Spilling the Beans


Sobriety just got a new home on the Sunset Strip--and a long-awaited one at that. The spot is called Coffee House, and it’s a picture of java perfection.

Before there was Dublin’s Irish Whisky Pub, Miyagi’s and Bar Marmont, promoter Brent Bolthouse conceived of a 24-hour coffee house in the heart of the Strip. He found the location--an antiquated two-story house across the street from the Chateau Marmont. And--get this--it came with a 24-car parking lot.

Trouble was . . . well, everything. Those who have never had the displeasure of creating a business on one of the most valuable stretches of commercial property in the world can’t imagine the pitfalls. Bolthouse, who began his quest in 1995, nearly lost everything. The young entrepreneur, who created the Opium Den (though he had a nasty split with his partners last year), finally got Coffee House open three weeks ago.

Yet the place feels as if it has existed for years. Perhaps it did, in some kind of fantasy land where you could drive up Sunset Boulevard on a lazy afternoon, spot a sign that simply reads, “Coffee House,” and pull into a free parking lot. Then you pick up your favorite magazine from the Swing Brothers Newsstand, located on the same property, and find a shady spot under a tree and lounge away the afternoon in this setting that’s a cross between a French country restaurant and an English cottage.


This slice of paradise is exactly what Bolthouse and his partners--Christian Slater, Counting Crows front man Adam Duritz, mega-hairstylist Jonathan Antin and rock manager Andy Gould among them--have given us. It’s this casual atmosphere that undoubtedly draws actors Balthazar Getty, Toby Maguire and Leo (that’s right, DiCap’s there every day. And hey, paparazzi, why don’t you undo that pact with Satan and leave him alone for awhile?).

In its short life span, Coffee House already functions as a cozy meeting place for both night and day crowds. No matter that there’s no alcohol served in this genteel environment, Bolthouse can’t help but bring a rock ‘n’ roll vibe with him. First, the servers are hot Hollywood chicas (but of course), and the music playing throughout the venue comes from an array of 100 CDs, randomly selecting songs by such artists as Porno for Pyros, Van Morrison, Smashing Pumpkins and Led Zeppelin. Late at night, some of the city’s hottest club DJs come by for a little bit of fun, setting up their gear to spin an after-hours set.

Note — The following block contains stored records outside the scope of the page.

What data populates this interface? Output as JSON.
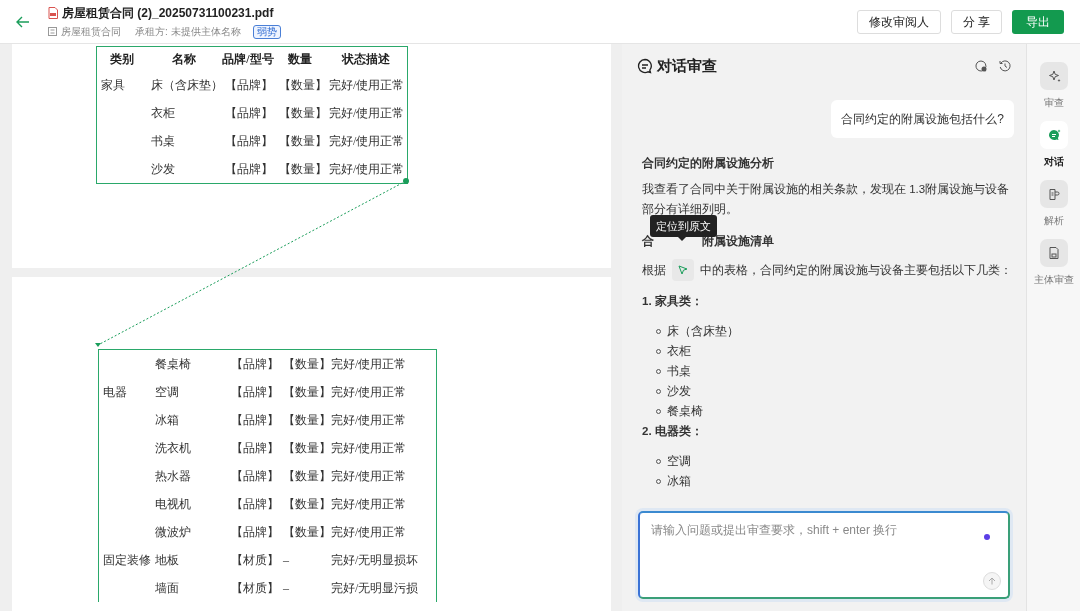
{
  "header": {
    "title": "房屋租赁合同 (2)_20250731100231.pdf",
    "doc_type": "房屋租赁合同",
    "party": "承租方: 未提供主体名称",
    "badge": "弱势",
    "buttons": [
      {
        "label": "修改审阅人",
        "kind": "default"
      },
      {
        "label": "分 享",
        "kind": "default"
      },
      {
        "label": "导出",
        "kind": "primary"
      }
    ]
  },
  "document": {
    "columns": [
      "类别",
      "名称",
      "品牌/型号",
      "数量",
      "状态描述"
    ],
    "pages": [
      {
        "rows": [
          {
            "category": "家具",
            "name": "床（含床垫）",
            "brand": "【品牌】",
            "quantity": "【数量】",
            "status": "完好/使用正常"
          },
          {
            "name": "衣柜",
            "brand": "【品牌】",
            "quantity": "【数量】",
            "status": "完好/使用正常"
          },
          {
            "name": "书桌",
            "brand": "【品牌】",
            "quantity": "【数量】",
            "status": "完好/使用正常"
          },
          {
            "name": "沙发",
            "brand": "【品牌】",
            "quantity": "【数量】",
            "status": "完好/使用正常"
          }
        ]
      },
      {
        "rows": [
          {
            "name": "餐桌椅",
            "brand": "【品牌】",
            "quantity": "【数量】",
            "status": "完好/使用正常"
          },
          {
            "category": "电器",
            "name": "空调",
            "brand": "【品牌】",
            "quantity": "【数量】",
            "status": "完好/使用正常"
          },
          {
            "name": "冰箱",
            "brand": "【品牌】",
            "quantity": "【数量】",
            "status": "完好/使用正常"
          },
          {
            "name": "洗衣机",
            "brand": "【品牌】",
            "quantity": "【数量】",
            "status": "完好/使用正常"
          },
          {
            "name": "热水器",
            "brand": "【品牌】",
            "quantity": "【数量】",
            "status": "完好/使用正常"
          },
          {
            "name": "电视机",
            "brand": "【品牌】",
            "quantity": "【数量】",
            "status": "完好/使用正常"
          },
          {
            "name": "微波炉",
            "brand": "【品牌】",
            "quantity": "【数量】",
            "status": "完好/使用正常"
          },
          {
            "category": "固定装修",
            "name": "地板",
            "brand": "【材质】",
            "quantity": "–",
            "status": "完好/无明显损坏"
          },
          {
            "name": "墙面",
            "brand": "【材质】",
            "quantity": "–",
            "status": "完好/无明显污损"
          }
        ]
      }
    ]
  },
  "chat": {
    "title": "对话审查",
    "user_message": "合同约定的附属设施包括什么?",
    "heading": "合同约定的附属设施分析",
    "paragraph": "我查看了合同中关于附属设施的相关条款，发现在 1.3附属设施与设备部分有详细列明。",
    "heading2_visible": [
      "合",
      "附属设施清单"
    ],
    "tooltip": "定位到原文",
    "intro_before": "根据",
    "intro_after": "中的表格，合同约定的附属设施与设备主要包括以下几类：",
    "lists": [
      {
        "title": "1. 家具类：",
        "items": [
          "床（含床垫）",
          "衣柜",
          "书桌",
          "沙发",
          "餐桌椅"
        ]
      },
      {
        "title": "2. 电器类：",
        "items": [
          "空调",
          "冰箱"
        ]
      }
    ],
    "input": {
      "placeholder": "请输入问题或提出审查要求，shift + enter 换行"
    }
  },
  "rail": [
    {
      "label": "审查",
      "selected": false
    },
    {
      "label": "对话",
      "selected": true
    },
    {
      "label": "解析",
      "selected": false
    },
    {
      "label": "主体审查",
      "selected": false
    }
  ]
}
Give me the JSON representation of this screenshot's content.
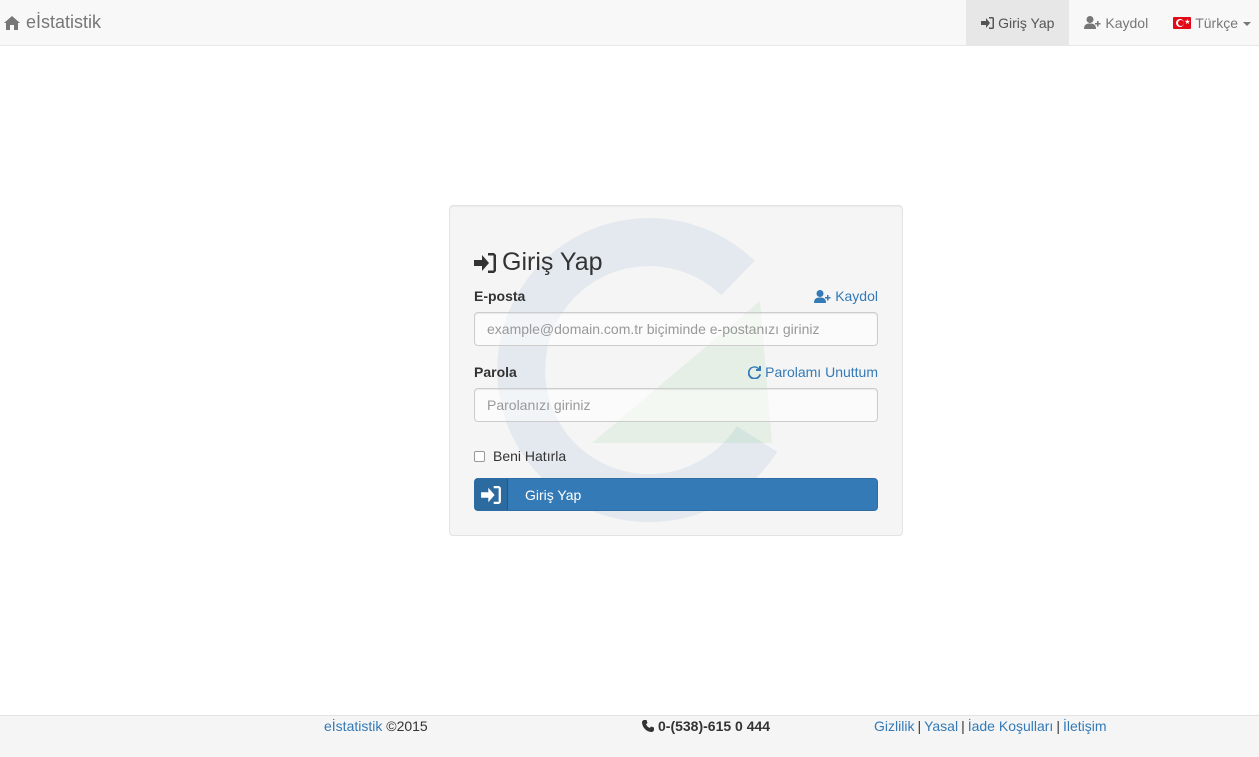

The feeling of the place is warm and friendly, with the outdoor patio fenced off by tree branches and offering a lovely view of the Chateau. Inside, the space is separated into four distinct dining areas. A main dining room, a sofa-flanked fireplace, another couch-filled area where you order your food and coffee (attention, addicts: They’re serving San Francisco-based Graffeo’s oompah-oomphy blend) and a VIP room that functions as a celebrity retreat, but where there can also be private parties.

The menu, created by the Standard’s head chef Tommy Rivera, includes healthy fare like ahi tuna sandwiches and turkey burgers available for order at the counter. (At writing, the full menu was only offered from noon to 4 p.m. but beginning this weekend, there’s supposed to be food served round the clock.)

In its zen-like simplicity, Coffee House offers an ideal retreat from the Strip’s surrounding chaos. Just don’t be the last on the bus to check it out. Any second now, it’ll be one of the Strip’s main attractions.


Coffee House, 8226 Sunset Blvd., West Hollywood, (323) 848-7007. All ages, no cover. Open 24 hours (parking free during the day, $3 at night).